Locate the lines of the listing below that hold "JSON", then copy each of them.

- - - - - - -

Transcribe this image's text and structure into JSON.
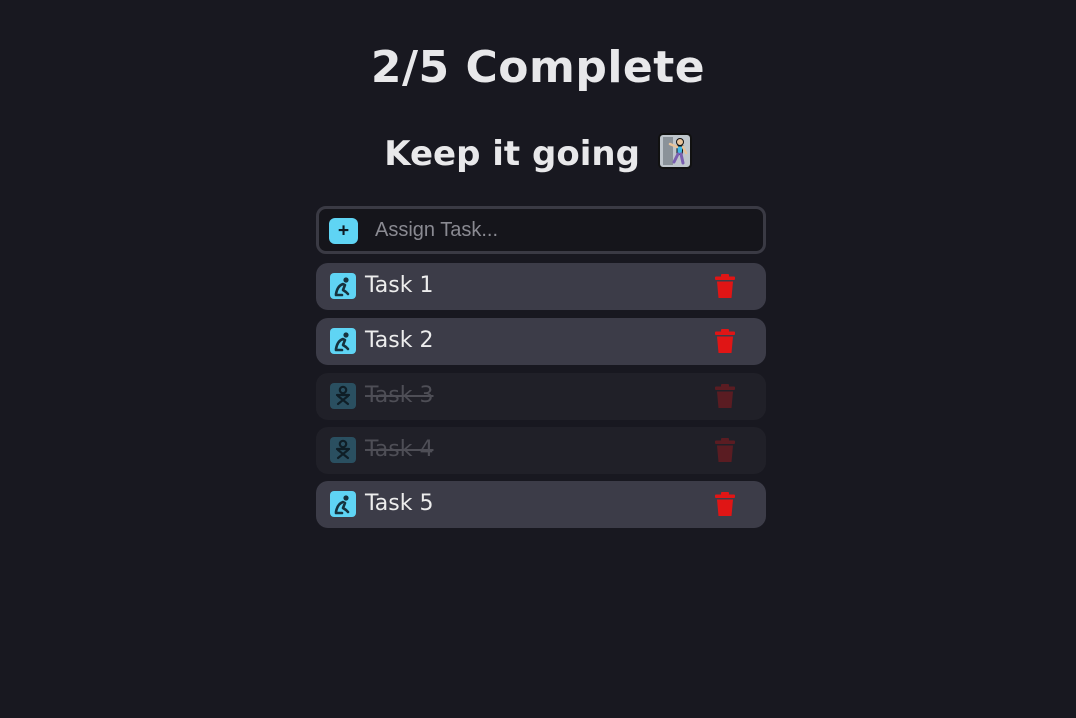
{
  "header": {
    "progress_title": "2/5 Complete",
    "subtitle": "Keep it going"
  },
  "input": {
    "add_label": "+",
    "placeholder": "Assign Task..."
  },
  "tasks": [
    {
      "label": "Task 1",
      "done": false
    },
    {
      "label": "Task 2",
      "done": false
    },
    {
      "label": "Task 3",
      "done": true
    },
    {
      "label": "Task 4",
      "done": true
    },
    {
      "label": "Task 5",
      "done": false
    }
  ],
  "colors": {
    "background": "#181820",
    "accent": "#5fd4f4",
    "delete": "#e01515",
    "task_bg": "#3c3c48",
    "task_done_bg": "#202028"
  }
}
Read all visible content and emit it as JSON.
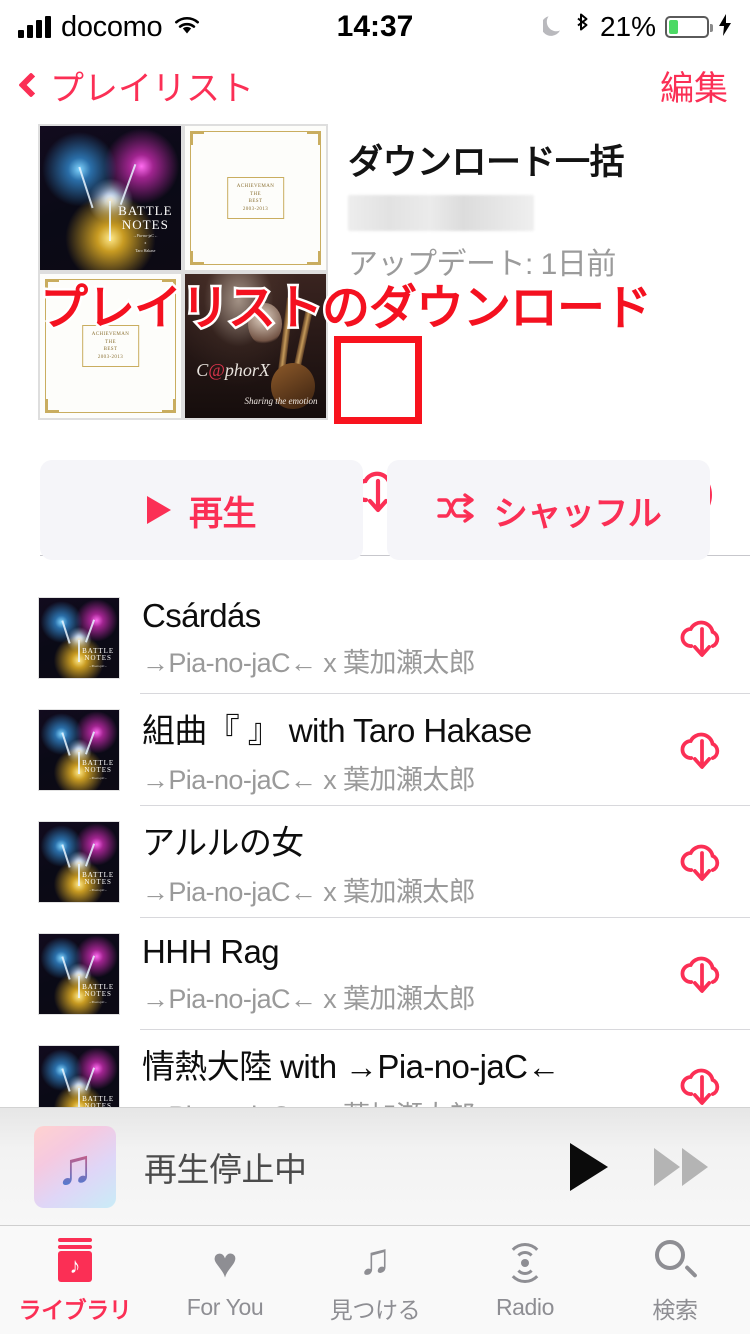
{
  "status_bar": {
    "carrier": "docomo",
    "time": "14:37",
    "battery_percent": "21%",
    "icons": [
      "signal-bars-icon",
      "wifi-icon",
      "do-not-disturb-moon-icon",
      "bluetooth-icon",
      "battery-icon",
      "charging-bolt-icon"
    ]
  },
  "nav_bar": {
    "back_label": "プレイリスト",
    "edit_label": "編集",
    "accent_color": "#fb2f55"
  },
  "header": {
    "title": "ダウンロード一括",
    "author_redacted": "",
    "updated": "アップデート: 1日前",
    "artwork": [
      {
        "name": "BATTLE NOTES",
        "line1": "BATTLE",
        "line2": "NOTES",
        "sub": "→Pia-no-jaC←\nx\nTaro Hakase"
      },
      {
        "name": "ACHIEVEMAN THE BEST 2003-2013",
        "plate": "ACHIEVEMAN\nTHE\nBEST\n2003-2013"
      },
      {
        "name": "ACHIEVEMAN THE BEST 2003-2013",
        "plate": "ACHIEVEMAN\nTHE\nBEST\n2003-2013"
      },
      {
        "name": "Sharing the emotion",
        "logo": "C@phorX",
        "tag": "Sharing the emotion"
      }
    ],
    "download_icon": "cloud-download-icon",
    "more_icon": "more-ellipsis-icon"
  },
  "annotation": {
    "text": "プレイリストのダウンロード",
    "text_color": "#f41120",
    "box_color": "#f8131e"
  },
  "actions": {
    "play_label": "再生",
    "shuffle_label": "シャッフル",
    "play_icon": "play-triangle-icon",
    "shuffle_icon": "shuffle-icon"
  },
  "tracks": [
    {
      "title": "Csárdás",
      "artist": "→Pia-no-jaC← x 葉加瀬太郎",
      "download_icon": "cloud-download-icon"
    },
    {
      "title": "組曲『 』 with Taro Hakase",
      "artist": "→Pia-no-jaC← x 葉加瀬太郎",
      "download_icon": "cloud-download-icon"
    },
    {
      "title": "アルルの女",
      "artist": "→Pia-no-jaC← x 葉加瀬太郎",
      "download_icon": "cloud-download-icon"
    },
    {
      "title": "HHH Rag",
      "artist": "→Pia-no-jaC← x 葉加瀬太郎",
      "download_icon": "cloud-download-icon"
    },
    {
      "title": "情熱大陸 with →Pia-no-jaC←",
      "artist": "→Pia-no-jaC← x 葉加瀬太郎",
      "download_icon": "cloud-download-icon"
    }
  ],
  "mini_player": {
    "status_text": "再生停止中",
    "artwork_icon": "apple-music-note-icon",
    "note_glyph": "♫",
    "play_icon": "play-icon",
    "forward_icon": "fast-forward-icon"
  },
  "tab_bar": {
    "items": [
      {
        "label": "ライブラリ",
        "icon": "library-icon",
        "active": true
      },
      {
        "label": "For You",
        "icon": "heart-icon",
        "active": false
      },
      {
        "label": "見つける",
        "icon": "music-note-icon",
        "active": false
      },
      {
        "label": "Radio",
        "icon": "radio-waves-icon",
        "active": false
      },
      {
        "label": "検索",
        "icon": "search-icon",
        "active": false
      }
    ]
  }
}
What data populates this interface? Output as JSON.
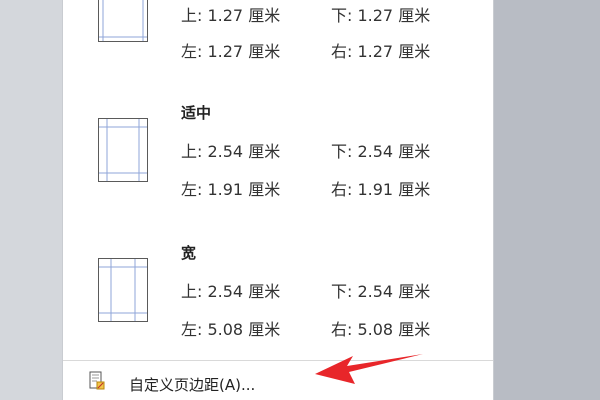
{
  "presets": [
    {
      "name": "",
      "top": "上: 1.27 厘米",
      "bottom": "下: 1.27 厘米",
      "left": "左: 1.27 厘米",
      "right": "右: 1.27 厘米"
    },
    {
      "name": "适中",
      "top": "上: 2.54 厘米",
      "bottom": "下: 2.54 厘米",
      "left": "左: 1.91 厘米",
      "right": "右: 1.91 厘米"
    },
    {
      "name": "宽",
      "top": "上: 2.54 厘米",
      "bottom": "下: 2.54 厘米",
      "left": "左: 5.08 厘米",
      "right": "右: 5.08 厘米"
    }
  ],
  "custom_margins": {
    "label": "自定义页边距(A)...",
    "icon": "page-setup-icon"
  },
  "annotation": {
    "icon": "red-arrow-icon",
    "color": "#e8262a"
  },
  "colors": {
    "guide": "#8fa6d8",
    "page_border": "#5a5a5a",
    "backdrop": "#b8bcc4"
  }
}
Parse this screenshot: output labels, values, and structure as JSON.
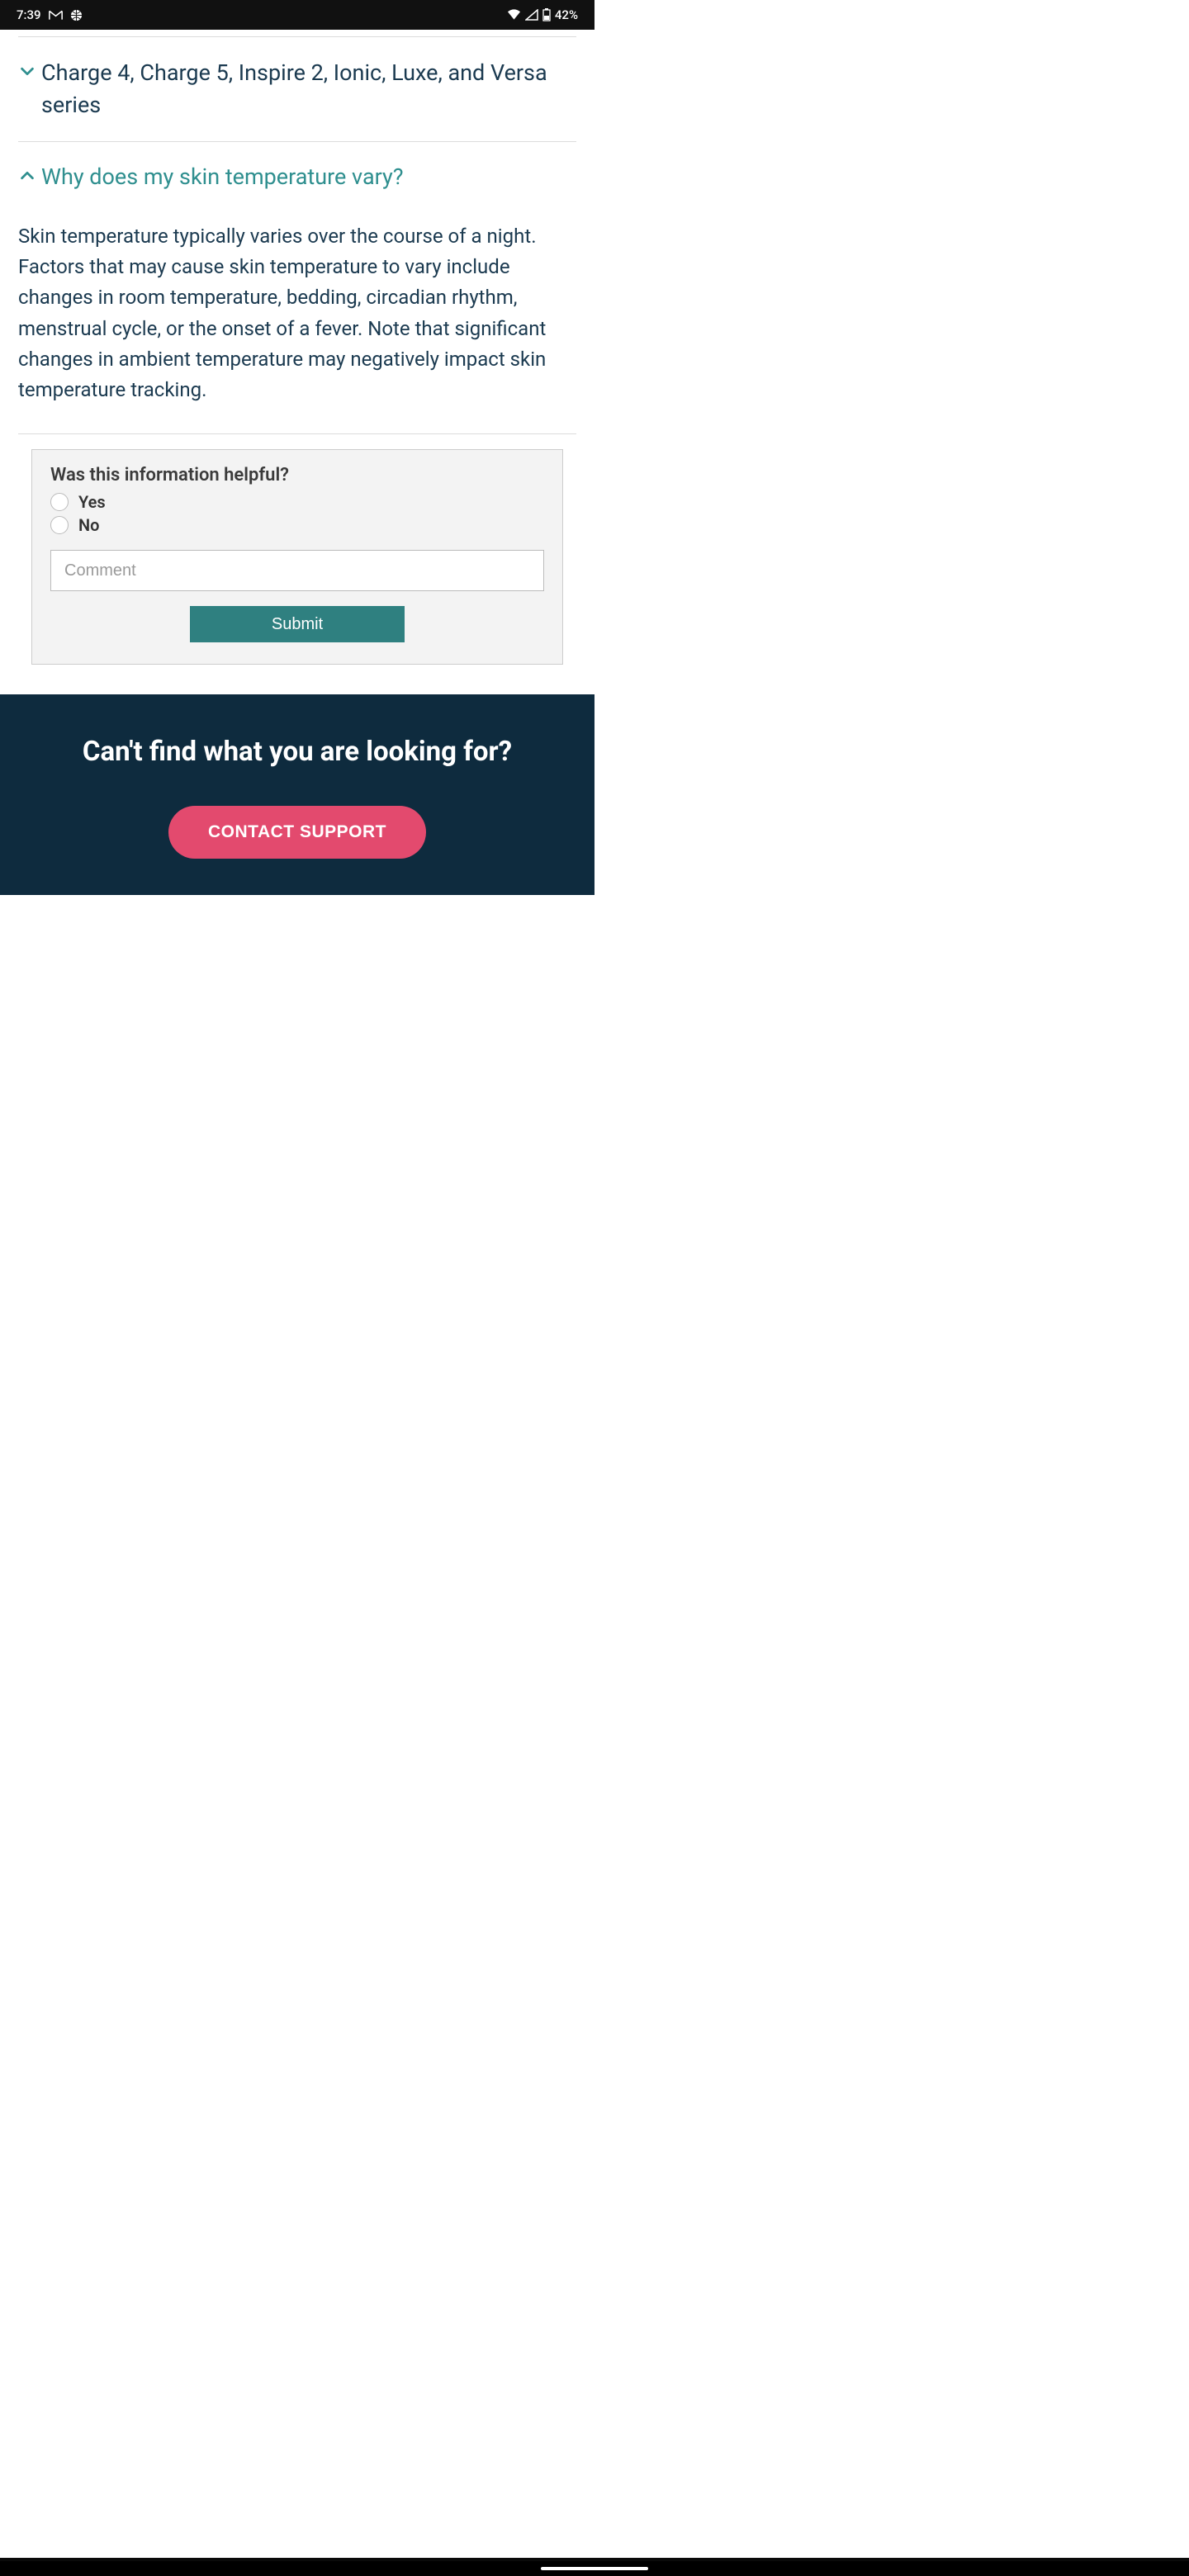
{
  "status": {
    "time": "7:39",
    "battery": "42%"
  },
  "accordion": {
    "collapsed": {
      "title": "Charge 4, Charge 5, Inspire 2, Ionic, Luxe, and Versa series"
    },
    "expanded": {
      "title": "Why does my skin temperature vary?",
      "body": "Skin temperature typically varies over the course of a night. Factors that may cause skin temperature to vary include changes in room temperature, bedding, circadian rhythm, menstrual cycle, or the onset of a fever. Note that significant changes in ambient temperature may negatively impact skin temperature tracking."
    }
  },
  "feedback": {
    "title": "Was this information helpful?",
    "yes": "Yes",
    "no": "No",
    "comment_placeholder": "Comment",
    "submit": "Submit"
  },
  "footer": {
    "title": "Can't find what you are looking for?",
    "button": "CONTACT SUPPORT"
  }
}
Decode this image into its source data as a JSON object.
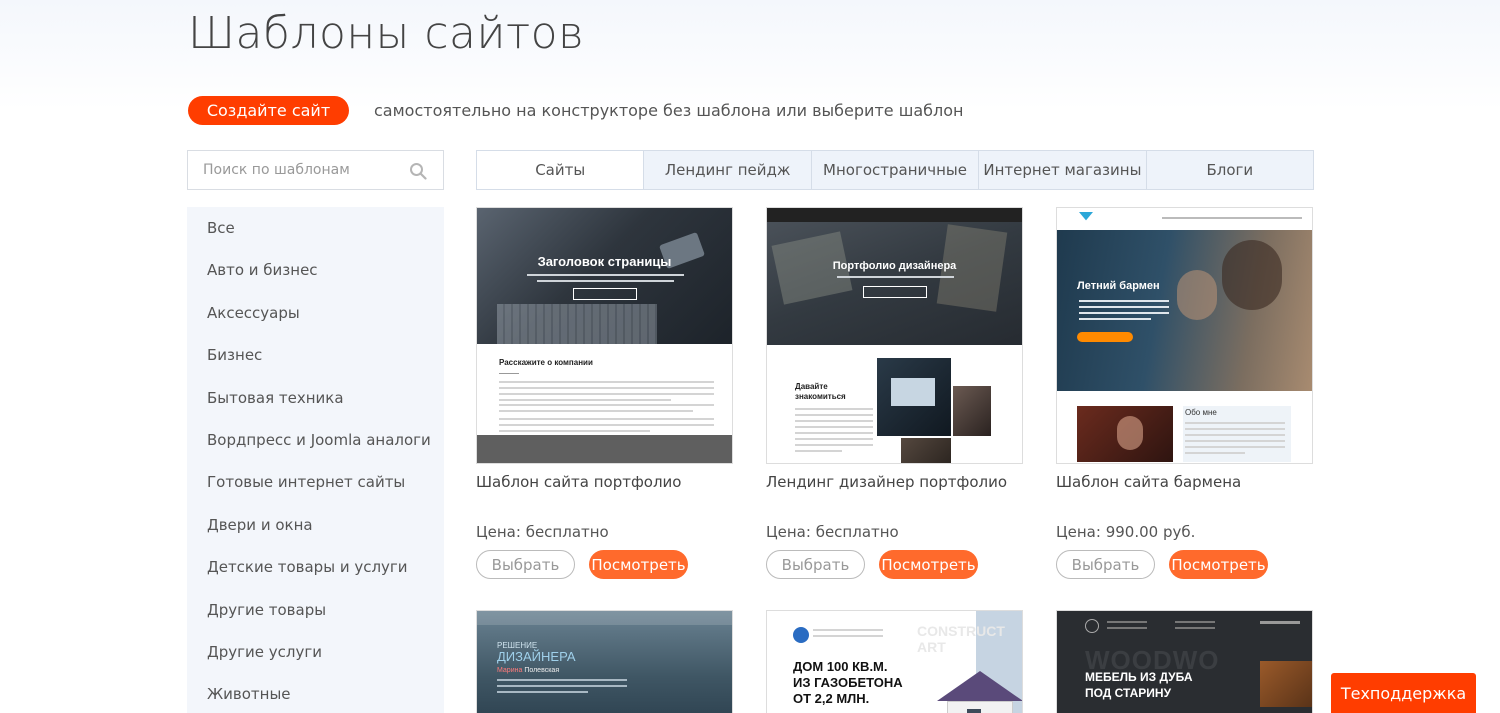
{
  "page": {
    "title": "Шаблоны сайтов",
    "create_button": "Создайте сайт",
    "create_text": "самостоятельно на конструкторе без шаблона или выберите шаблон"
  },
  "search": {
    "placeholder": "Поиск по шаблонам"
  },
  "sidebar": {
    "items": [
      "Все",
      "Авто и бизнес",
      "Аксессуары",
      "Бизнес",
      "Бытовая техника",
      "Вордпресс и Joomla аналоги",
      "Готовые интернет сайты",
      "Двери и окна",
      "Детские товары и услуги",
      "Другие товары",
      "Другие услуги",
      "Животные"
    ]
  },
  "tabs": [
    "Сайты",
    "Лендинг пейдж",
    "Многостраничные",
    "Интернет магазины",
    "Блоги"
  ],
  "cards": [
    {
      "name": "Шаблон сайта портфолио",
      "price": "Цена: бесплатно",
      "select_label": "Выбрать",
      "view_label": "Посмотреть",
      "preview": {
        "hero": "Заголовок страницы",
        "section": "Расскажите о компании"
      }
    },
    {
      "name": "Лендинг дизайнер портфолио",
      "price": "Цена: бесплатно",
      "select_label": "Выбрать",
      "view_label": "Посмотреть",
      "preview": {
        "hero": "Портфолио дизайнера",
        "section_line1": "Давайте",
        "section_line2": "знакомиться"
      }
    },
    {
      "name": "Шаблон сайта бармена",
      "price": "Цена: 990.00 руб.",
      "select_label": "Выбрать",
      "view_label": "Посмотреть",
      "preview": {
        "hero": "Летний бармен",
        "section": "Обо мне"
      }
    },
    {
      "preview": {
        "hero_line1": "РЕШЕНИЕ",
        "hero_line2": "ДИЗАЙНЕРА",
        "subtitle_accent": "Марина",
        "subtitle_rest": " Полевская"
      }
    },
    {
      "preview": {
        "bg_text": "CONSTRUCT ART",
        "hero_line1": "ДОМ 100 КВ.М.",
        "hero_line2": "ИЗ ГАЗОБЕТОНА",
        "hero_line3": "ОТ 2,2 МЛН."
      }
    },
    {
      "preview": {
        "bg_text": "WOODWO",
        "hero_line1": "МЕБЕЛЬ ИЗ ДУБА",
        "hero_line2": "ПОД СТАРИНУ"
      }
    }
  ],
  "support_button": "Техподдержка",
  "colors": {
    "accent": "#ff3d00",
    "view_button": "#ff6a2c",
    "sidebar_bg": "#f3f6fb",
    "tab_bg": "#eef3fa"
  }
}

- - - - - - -

(Finished exercise):
Transcribe this image's text and structure into JSON.
Read all visible content and emit it as JSON.
What data populates this interface? Output as JSON.
Parse this screenshot: output labels, values, and structure as JSON.
Decode this image into its source data as a JSON object.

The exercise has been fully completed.